By Liam Haydon.
We have been left an enormous archive by the East India Company’s strict policy of frequent communication and information sharing, coupled with the copying and storing of letters in duplicate. So it is remarkable that one factor, Daniel Sheldon at Kasimbar felt that he had to go outside of this system, writing to Thomas Davies, a factor at Hugli, on 1st May 1659 that “I can thank my friends for their favours, but I cannot do it in Company lines”. Sheldon’s letter goes on to praise Davies effusively for his companionship: “in acknowledging how much you have obliged me with your last good company, I feared I would make you suspect a truth I intend to treat you in plain language, which is: that to make your friends happy you need only afford them your society, the very relish of which hath made me sad, ever since I was fortunate in it.” Both of these fragments suggest something transgressive; a communication beyond that mandated officially by the EIC, and one that Sheldon fears will be scarcely believable for Davies.
The same question of good faith animates the letter of John Ken, also at Kasimbar, and sent on the same day:
“The enjoyment of your good company at Ninda made me happy for since I have found a visible alteration in my joy; where can I be any where better contented than in its fruition. […] You know I have made a contract with you not to think of, much less to write a compliment, therefore realities and truths shall always fill my lines & subscription, of being so much as any man in the world, your affectionate loving friend.”
Here, the ‘contract’ is not one of official business, but a contract of friendship. Rather than the production of social capital (in the strict sense of relationships calculated to provide a return on investment via information or influence), the relationships of these men to Thomas Davies seem to be considered only in terms of ‘good company’, ‘joy’ and ‘friendship’. Another factor, Richard Chamberlain, also wrote to Davies (on 5th April 1659), on receipt of a letter from him: “Yesterday was blest by the receipt of yours; no mans finding more real welcome therefore pray let no opportunity slip of making me happy by them. […] and be posest that I love you & consequently will serve you, you have pitched upon a good Companion.”
Chamberlain’s letter hints at a relationship beyond that which we traditionally imagine being shared by company factors abroad; it is based on happiness and love, instead of institutional, national or economic interests. This is something akin to the idea of ‘homosociality’, as originally theorised by Alan Bray, Eve Sedgewick and Bruce Smith (as a social formation made evident through cultural production). These writers, and those that followed them, noted that relationships between men (sexual and non-sexual) in early modern England were widespread, tacitly or overtly accepted, and not necessarily opposed to male-female relationships such as marriage (indeed, in Sedgewick’s formulation, they were actually part of the way in which heterosexuality functioned).

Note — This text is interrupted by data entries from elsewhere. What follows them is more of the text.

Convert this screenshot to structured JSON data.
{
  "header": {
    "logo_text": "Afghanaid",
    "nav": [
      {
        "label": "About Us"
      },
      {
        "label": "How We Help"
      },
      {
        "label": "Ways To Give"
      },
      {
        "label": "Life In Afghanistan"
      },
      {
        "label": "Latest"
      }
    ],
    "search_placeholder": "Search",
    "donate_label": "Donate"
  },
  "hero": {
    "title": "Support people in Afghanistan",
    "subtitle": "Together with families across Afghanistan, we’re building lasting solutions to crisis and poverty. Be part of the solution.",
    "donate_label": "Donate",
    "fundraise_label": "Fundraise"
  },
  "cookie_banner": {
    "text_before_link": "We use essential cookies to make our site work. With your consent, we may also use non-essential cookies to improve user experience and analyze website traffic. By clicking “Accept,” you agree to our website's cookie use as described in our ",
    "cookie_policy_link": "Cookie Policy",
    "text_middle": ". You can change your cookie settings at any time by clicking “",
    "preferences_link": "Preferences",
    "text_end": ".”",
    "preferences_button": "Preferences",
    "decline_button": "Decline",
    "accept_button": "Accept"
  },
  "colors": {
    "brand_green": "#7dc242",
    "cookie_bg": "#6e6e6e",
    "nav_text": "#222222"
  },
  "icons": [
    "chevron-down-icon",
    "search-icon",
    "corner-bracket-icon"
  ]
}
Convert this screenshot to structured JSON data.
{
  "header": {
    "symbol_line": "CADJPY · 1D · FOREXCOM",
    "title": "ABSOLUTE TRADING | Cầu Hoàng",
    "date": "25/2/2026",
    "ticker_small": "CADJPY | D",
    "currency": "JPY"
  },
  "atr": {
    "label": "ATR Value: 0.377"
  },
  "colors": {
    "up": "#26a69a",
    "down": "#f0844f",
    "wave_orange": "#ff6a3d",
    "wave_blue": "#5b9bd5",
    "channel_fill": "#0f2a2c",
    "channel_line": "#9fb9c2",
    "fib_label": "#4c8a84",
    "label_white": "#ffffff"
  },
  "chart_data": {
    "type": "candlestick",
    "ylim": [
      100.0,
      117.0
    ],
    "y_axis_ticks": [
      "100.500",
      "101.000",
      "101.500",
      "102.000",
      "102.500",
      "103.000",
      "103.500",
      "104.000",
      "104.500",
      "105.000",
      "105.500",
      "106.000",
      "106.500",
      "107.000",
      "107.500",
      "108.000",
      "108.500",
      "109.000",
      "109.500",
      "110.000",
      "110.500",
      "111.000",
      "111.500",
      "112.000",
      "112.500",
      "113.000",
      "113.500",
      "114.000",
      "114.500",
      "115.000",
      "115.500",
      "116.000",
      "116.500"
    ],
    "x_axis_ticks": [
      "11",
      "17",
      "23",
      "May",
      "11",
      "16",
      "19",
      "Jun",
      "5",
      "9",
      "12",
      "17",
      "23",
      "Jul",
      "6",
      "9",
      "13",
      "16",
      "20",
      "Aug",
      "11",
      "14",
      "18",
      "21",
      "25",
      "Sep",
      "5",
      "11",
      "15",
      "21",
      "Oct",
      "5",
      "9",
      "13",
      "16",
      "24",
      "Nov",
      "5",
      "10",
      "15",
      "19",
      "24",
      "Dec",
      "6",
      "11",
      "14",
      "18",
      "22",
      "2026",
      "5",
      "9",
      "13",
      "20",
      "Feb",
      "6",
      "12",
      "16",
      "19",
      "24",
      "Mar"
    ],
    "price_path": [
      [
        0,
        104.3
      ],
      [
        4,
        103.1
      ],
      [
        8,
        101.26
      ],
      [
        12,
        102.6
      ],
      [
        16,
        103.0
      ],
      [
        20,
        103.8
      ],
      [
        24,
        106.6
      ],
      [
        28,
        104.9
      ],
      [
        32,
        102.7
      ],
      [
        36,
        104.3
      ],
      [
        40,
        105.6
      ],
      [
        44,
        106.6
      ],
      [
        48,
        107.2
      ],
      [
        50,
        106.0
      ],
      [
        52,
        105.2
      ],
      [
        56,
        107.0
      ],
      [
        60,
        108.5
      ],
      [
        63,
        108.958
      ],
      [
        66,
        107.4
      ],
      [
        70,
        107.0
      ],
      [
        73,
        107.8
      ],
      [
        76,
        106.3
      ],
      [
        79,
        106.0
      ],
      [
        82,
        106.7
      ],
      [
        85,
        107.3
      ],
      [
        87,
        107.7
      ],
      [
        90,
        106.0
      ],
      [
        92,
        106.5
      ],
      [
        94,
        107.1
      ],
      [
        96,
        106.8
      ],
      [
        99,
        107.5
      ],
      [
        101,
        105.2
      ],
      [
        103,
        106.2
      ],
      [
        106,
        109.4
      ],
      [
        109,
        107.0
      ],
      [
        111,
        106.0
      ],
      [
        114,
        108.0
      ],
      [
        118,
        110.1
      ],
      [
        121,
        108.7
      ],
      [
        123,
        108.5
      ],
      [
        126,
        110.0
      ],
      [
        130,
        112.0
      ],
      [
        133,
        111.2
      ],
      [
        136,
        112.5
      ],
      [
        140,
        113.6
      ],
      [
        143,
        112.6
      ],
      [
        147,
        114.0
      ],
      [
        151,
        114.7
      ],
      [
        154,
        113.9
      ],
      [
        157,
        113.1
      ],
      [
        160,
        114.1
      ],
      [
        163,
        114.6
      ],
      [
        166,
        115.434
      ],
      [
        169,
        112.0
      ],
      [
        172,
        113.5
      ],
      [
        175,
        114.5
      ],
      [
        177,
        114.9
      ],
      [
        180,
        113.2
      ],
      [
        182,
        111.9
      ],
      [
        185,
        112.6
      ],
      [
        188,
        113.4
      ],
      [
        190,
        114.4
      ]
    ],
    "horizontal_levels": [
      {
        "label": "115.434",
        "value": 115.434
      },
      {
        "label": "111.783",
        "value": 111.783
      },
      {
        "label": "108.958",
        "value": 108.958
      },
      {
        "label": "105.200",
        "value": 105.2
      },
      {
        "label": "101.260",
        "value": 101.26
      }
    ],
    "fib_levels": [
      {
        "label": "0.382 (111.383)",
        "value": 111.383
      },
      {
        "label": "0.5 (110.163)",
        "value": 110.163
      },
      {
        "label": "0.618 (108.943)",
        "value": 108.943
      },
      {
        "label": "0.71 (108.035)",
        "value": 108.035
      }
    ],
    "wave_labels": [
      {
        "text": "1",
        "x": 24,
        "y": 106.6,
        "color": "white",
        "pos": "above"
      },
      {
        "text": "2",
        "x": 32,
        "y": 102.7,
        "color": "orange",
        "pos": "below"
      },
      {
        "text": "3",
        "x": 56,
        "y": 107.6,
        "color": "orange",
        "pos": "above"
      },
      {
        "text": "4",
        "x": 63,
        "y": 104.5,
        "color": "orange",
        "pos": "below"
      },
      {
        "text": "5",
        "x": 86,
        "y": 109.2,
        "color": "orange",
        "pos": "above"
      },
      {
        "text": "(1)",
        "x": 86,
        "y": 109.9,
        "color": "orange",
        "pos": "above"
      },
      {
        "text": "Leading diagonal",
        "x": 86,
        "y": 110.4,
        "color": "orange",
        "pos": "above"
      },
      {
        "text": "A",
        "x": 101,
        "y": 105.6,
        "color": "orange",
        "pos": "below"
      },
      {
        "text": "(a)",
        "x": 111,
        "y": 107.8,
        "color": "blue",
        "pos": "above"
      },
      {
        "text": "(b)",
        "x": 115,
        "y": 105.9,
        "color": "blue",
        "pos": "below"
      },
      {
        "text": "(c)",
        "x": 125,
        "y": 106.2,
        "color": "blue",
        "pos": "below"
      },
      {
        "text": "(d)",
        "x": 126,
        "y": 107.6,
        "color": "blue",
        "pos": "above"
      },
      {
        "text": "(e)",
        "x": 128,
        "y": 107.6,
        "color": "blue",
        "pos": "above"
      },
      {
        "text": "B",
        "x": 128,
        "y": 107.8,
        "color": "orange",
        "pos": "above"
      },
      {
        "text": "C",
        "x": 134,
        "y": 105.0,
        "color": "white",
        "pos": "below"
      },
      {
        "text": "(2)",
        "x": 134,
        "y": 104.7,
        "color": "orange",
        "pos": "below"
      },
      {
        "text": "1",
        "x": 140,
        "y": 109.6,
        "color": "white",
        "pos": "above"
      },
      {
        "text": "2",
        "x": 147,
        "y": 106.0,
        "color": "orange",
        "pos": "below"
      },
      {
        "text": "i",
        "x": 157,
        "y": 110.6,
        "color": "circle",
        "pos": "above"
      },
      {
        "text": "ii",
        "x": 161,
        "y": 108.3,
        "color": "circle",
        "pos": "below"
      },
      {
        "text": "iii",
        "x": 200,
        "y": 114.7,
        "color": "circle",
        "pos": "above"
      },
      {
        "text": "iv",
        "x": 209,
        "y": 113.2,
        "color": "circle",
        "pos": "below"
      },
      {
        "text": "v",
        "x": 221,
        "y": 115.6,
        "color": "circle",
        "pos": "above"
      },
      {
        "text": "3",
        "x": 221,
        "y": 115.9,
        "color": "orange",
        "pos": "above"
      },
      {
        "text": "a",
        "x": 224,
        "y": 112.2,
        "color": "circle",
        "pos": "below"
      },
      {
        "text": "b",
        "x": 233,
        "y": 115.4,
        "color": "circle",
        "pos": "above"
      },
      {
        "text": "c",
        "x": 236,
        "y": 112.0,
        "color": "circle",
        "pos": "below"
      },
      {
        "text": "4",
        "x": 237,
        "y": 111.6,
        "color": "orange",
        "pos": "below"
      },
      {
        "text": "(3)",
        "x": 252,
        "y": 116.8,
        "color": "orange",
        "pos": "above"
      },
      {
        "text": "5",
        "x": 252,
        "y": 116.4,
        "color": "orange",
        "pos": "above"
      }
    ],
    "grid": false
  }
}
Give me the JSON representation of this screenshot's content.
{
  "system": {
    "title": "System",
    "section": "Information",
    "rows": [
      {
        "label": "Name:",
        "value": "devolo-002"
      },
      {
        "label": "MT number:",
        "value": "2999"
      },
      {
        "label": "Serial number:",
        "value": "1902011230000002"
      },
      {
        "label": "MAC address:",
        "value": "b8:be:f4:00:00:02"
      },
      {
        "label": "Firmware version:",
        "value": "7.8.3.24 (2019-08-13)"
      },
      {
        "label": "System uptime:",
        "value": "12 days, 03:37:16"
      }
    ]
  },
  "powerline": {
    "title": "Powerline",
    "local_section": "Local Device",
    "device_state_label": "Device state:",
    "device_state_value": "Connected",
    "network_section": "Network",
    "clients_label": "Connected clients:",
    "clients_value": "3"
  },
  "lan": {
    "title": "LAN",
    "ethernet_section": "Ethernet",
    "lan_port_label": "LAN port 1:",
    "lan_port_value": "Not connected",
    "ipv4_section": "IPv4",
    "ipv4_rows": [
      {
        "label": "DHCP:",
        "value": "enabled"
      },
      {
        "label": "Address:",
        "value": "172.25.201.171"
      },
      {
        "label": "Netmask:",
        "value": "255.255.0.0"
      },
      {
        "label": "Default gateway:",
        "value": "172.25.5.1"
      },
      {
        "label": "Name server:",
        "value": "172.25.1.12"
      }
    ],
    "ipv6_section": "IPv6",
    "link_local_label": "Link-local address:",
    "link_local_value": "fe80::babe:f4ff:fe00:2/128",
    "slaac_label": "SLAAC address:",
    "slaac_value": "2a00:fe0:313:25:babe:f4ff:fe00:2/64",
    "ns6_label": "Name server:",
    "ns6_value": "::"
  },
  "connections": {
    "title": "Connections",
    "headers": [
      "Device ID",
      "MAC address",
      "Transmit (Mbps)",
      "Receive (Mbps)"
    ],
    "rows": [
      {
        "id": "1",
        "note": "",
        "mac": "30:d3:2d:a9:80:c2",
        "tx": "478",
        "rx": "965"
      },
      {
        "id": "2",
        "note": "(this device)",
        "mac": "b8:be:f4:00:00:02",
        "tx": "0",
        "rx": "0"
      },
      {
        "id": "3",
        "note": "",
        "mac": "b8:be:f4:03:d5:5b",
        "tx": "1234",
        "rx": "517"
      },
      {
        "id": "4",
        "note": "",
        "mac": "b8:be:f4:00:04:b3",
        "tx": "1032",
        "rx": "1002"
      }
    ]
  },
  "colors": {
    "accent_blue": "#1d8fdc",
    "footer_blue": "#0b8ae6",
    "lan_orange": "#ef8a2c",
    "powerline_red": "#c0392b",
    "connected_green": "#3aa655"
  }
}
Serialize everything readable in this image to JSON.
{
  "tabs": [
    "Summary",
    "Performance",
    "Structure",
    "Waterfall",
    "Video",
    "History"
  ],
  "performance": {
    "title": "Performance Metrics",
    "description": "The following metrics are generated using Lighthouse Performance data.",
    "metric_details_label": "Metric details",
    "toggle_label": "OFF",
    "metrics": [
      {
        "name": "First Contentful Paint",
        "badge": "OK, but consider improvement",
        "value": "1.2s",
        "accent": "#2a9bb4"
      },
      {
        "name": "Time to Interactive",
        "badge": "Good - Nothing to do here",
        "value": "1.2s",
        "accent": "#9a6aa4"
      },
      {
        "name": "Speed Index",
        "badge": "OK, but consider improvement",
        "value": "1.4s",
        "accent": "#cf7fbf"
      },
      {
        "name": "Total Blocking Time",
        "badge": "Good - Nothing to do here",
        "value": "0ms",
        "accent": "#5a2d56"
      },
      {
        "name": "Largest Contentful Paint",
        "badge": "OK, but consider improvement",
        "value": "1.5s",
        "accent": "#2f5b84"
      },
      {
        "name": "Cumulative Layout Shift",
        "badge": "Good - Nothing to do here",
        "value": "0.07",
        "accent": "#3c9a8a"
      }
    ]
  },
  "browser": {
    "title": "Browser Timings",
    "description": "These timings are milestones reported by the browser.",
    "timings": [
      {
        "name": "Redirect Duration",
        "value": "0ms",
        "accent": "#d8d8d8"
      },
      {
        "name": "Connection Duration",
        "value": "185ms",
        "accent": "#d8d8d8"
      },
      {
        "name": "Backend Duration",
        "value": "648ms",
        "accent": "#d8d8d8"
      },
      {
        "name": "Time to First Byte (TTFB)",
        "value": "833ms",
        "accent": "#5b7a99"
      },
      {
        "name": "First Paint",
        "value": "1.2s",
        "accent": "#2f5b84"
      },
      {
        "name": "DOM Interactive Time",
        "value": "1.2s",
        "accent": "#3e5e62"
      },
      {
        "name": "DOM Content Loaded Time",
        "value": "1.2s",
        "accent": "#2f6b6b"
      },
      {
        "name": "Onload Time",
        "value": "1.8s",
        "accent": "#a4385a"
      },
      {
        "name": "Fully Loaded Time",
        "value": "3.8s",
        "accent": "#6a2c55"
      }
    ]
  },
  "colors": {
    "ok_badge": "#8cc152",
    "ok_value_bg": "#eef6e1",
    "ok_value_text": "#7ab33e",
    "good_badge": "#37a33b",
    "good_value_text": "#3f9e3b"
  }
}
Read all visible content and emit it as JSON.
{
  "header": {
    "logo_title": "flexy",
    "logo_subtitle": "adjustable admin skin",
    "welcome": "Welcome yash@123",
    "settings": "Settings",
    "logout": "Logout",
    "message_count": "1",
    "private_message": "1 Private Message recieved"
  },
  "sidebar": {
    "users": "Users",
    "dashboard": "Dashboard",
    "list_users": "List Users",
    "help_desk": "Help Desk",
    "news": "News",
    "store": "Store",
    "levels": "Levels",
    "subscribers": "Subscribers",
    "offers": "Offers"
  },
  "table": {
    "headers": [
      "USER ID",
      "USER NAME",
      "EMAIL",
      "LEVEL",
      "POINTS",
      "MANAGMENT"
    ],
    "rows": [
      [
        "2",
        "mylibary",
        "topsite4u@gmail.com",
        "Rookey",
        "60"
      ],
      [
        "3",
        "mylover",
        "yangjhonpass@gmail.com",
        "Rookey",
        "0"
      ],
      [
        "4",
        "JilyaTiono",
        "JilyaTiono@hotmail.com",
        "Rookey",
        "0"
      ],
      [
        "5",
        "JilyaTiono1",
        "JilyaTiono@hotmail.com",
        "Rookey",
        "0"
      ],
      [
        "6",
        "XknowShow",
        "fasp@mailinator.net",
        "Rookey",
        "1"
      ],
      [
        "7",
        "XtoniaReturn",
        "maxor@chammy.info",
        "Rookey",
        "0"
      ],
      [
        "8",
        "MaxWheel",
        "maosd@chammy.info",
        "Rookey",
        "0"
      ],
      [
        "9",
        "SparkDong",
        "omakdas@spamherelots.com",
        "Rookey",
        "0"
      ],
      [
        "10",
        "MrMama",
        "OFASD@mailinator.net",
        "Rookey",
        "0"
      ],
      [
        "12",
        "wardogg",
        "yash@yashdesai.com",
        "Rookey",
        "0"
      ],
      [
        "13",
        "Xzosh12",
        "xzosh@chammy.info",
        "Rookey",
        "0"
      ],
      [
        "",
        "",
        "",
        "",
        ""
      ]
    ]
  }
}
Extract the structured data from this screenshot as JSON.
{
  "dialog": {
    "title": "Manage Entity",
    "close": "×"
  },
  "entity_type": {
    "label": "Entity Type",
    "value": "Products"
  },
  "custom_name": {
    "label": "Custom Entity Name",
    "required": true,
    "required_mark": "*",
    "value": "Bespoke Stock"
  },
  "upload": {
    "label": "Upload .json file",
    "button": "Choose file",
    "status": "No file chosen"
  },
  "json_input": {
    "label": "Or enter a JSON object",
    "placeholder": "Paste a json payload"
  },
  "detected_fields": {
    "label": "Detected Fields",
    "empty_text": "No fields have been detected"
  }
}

Relational networks often take into account connectedness between men in terms of dominant social forms, especially family or marriage (which, as Eve Sedgwick showed in Between Men, tends to focus on male relationships via the ‘exchange’ of female family members). Conversely, much attention has been given to the failure of networks because of personal rivalry (often combined with economic or social impulses), such as Thomas Smythe of the Virginia Company, or Josiah Child in the EIC. However, these letters offer a glimpse of an understanding of networks which are strengthened or created by relations between men beyond institutional membership, religion or geography. Archival fragments such as these letters between otherwise unremarkable company servants afford us the opportunity to think deeper about the construction of social networks based on non-standard sociability. How might we better theorise the relationships between those in an institution such as a trading company? Do these letters suggest a different sort of bond which might influence individual behaviour, and consequently network-building or development? Might they help us understand why certain associations form within networks, or indeed fail to form? It may well be that the archive does not allow a deep reading of every, or even many, of the relationships contained with it, but perhaps proxies could be found – such as frequency of association, personal recommendations to third parties, unusual travel or gifts in wills – which would allow us to reflect on this important social phenomenon as it was carried into the trading world of the seventeenth century.
Letters are found in the British Library, India Office Records, IOR/E/3/26